Evaluation of administrators
AFT presents results of faculty evaluations of administrators and continues to call for true “360 evaluations” of administrators
by Marianne Kaletzky, AFT 1493 Executive Secretary
This past spring, AFT 1493 launched an online survey to allow all faculty to evaluate the administrators they work with. As many faculty know too well, the current protocols for “360 evaluation” of administrators only allow a few, handpicked faculty and staff members to evaluate each administrator. Moreover, these “360 evaluations” are not anonymous, so faculty may refuse to participate due to fear of retaliation.
Faculty’s overall evaluation of deans’ effectiveness by college
Evaluations by 320 faculty polled by AFT 1493 in Spring-Summer 2021
All faculty and staff should be able to anonymously evaluate their administrators
As a union, our position is that all faculty and staff should have the opportunity to evaluate their administrators—just as all students have the opportunity to evaluate faculty. Since the District has not instituted a true 360 evaluation process, we created one. On May 11, 2021, all faculty were sent a unique link allowing them to evaluate their dean, a college VP, their college President, and Chancellor Claire. Several reminders were subsequently sent. Ultimately, out of 926 invitees, 320 faculty participated in our evaluation process. Moving forward, AFT plans to present the data to Chancellor Claire so that he and his cabinet can share it with individual administrators. We will also request that our District adopt the tool we developed, or a similar one, that will allow all faculty and staff to participate in a true 360 evaluation of administrators.
Of these 320 faculty, 59% were full-time and 41% were part-time. The three colleges were all well represented, with 38% of responses from Skyline, 38% from CSM, and 24% from Cañada.
Most deans were rated were rated as “effective” or “highly effective”
In general, deans at all three colleges received fairly high ratings, with 47% of faculty describing their dean as “highly effective,” 24% describing their dean as “effective,” 17% describing their dean as “somewhat effective,” “8% describing their dean as “not effective,” and 4% saying that they could not judge. Faculty were asked a total of 22 questions about their deans. View the results for Cañada deans here, the results for CSM deans here, and the results for Skyline deans here. (Note: at this point AFT is only making public aggregate data for deans at each college, although we may share data regarding individual administrators in the future if the District is not responsive to our request to begin a true 360 evaluation process.)
Two deans were rated as more ineffective
However, there were exceptions to faculty’s generally positive evaluations of deans. On average, 74% of faculty who gave their dean a rating (as opposed to “cannot judge”) said their dean was either “highly effective” or “effective.” However, two deans—one at Cañada and one at Skyline—had fewer than 50% of ratings in the “highly effective” and “effective” categories. (For this count, we did not include deans who received fewer than 5 total ratings due to the small sample size in their cases.)
Ratings of Vice Presidents were lower
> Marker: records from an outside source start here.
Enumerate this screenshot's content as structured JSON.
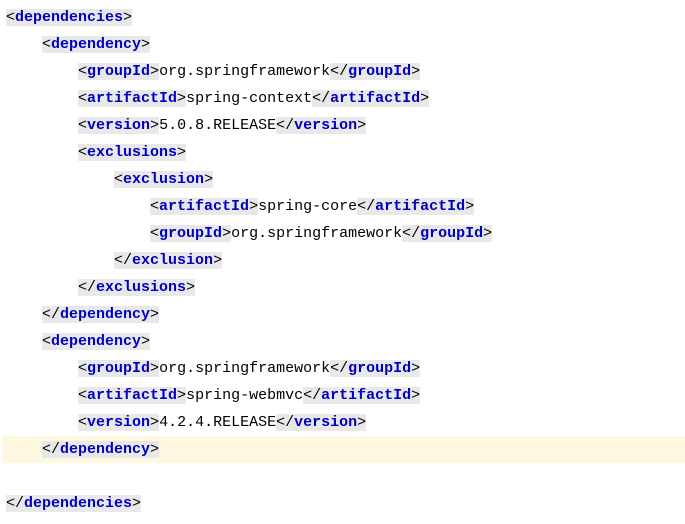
{
  "lines": [
    {
      "indent": 0,
      "parts": [
        {
          "t": "o",
          "v": "dependencies"
        }
      ],
      "sel": false,
      "hl": false
    },
    {
      "indent": 1,
      "parts": [
        {
          "t": "o",
          "v": "dependency"
        }
      ],
      "sel": false,
      "hl": false
    },
    {
      "indent": 2,
      "parts": [
        {
          "t": "o",
          "v": "groupId"
        },
        {
          "t": "x",
          "v": "org.springframework"
        },
        {
          "t": "c",
          "v": "groupId"
        }
      ],
      "sel": false,
      "hl": false
    },
    {
      "indent": 2,
      "parts": [
        {
          "t": "o",
          "v": "artifactId"
        },
        {
          "t": "x",
          "v": "spring-context"
        },
        {
          "t": "c",
          "v": "artifactId"
        }
      ],
      "sel": false,
      "hl": false
    },
    {
      "indent": 2,
      "parts": [
        {
          "t": "o",
          "v": "version"
        },
        {
          "t": "x",
          "v": "5.0.8.RELEASE"
        },
        {
          "t": "c",
          "v": "version"
        }
      ],
      "sel": false,
      "hl": false
    },
    {
      "indent": 2,
      "parts": [
        {
          "t": "o",
          "v": "exclusions"
        }
      ],
      "sel": false,
      "hl": false
    },
    {
      "indent": 3,
      "parts": [
        {
          "t": "o",
          "v": "exclusion"
        }
      ],
      "sel": false,
      "hl": false
    },
    {
      "indent": 4,
      "parts": [
        {
          "t": "o",
          "v": "artifactId"
        },
        {
          "t": "x",
          "v": "spring-core"
        },
        {
          "t": "c",
          "v": "artifactId"
        }
      ],
      "sel": false,
      "hl": false
    },
    {
      "indent": 4,
      "parts": [
        {
          "t": "o",
          "v": "groupId"
        },
        {
          "t": "x",
          "v": "org.springframework"
        },
        {
          "t": "c",
          "v": "groupId"
        }
      ],
      "sel": false,
      "hl": false
    },
    {
      "indent": 3,
      "parts": [
        {
          "t": "c",
          "v": "exclusion"
        }
      ],
      "sel": false,
      "hl": false
    },
    {
      "indent": 2,
      "parts": [
        {
          "t": "c",
          "v": "exclusions"
        }
      ],
      "sel": false,
      "hl": false
    },
    {
      "indent": 1,
      "parts": [
        {
          "t": "c",
          "v": "dependency"
        }
      ],
      "sel": false,
      "hl": false
    },
    {
      "indent": 1,
      "parts": [
        {
          "t": "o",
          "v": "dependency"
        }
      ],
      "sel": true,
      "hl": false
    },
    {
      "indent": 2,
      "parts": [
        {
          "t": "o",
          "v": "groupId"
        },
        {
          "t": "x",
          "v": "org.springframework"
        },
        {
          "t": "c",
          "v": "groupId"
        }
      ],
      "sel": false,
      "hl": false
    },
    {
      "indent": 2,
      "parts": [
        {
          "t": "o",
          "v": "artifactId"
        },
        {
          "t": "x",
          "v": "spring-webmvc"
        },
        {
          "t": "c",
          "v": "artifactId"
        }
      ],
      "sel": false,
      "hl": false
    },
    {
      "indent": 2,
      "parts": [
        {
          "t": "o",
          "v": "version"
        },
        {
          "t": "x",
          "v": "4.2.4.RELEASE"
        },
        {
          "t": "c",
          "v": "version"
        }
      ],
      "sel": false,
      "hl": false
    },
    {
      "indent": 1,
      "parts": [
        {
          "t": "c",
          "v": "dependency"
        }
      ],
      "sel": true,
      "hl": true
    },
    {
      "indent": -1,
      "parts": [],
      "sel": false,
      "hl": false
    },
    {
      "indent": 0,
      "parts": [
        {
          "t": "c",
          "v": "dependencies"
        }
      ],
      "sel": false,
      "hl": false
    }
  ],
  "indent_unit": "    "
}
College vice presidents across the District generally received lower ratings than deans. 17% of respondents rated their VP as “highly effective”’ 22% rated their VP “effective”; 20% rated their VP “somewhat effective”; 26% rated their VP “not effective,” and 14% said they could not judge. Of faculty who gave their VP a rating, only 45% described the VP as “highly effective” or “somewhat effective.” Two individual VPs had more ratings in the “somewhat effective” and “not effective” categories than in the “highly effective” and “effective” categories. View all results for District VPs.
Cabinet-level administrators’ ratings ranked between those of deans and VPs
Finally, cabinet-level administrators, including Kim Lopez (as the Interim President of CSM), Jamillah Moore (at the time President of Cañada), Skyline President Melissa Moreno, and Chancellor Mike Claire averaged ratings that fell between those of deans and those of VPs. 28% of respondents gave Cabinet-level administrators a rating of “highly effective,” with 30% giving them a rating of “effective,” 16% giving them a rating of “somewhat effective,” 16% giving them a rating of “not effective,” and 9% saying they could not judge.
64% of responses that rated cabinet-level administrators described them as “highly effective” or “effective.” However, one of these administrators was an outlier, receiving more ratings in the “somewhat effective” and “not effective” categories than in the “highly effective” and “effective” categories. View all results for cabinet-level administrators.
Moving forward, AFT hopes to work with District administrators, Academic and Classified Senates, CSEA, and AFSCME to institute a process that allows all faculty and staff to evaluate the administrators they work with. We are also hopeful that administrators will act on the data we share with them to improve working conditions in our District.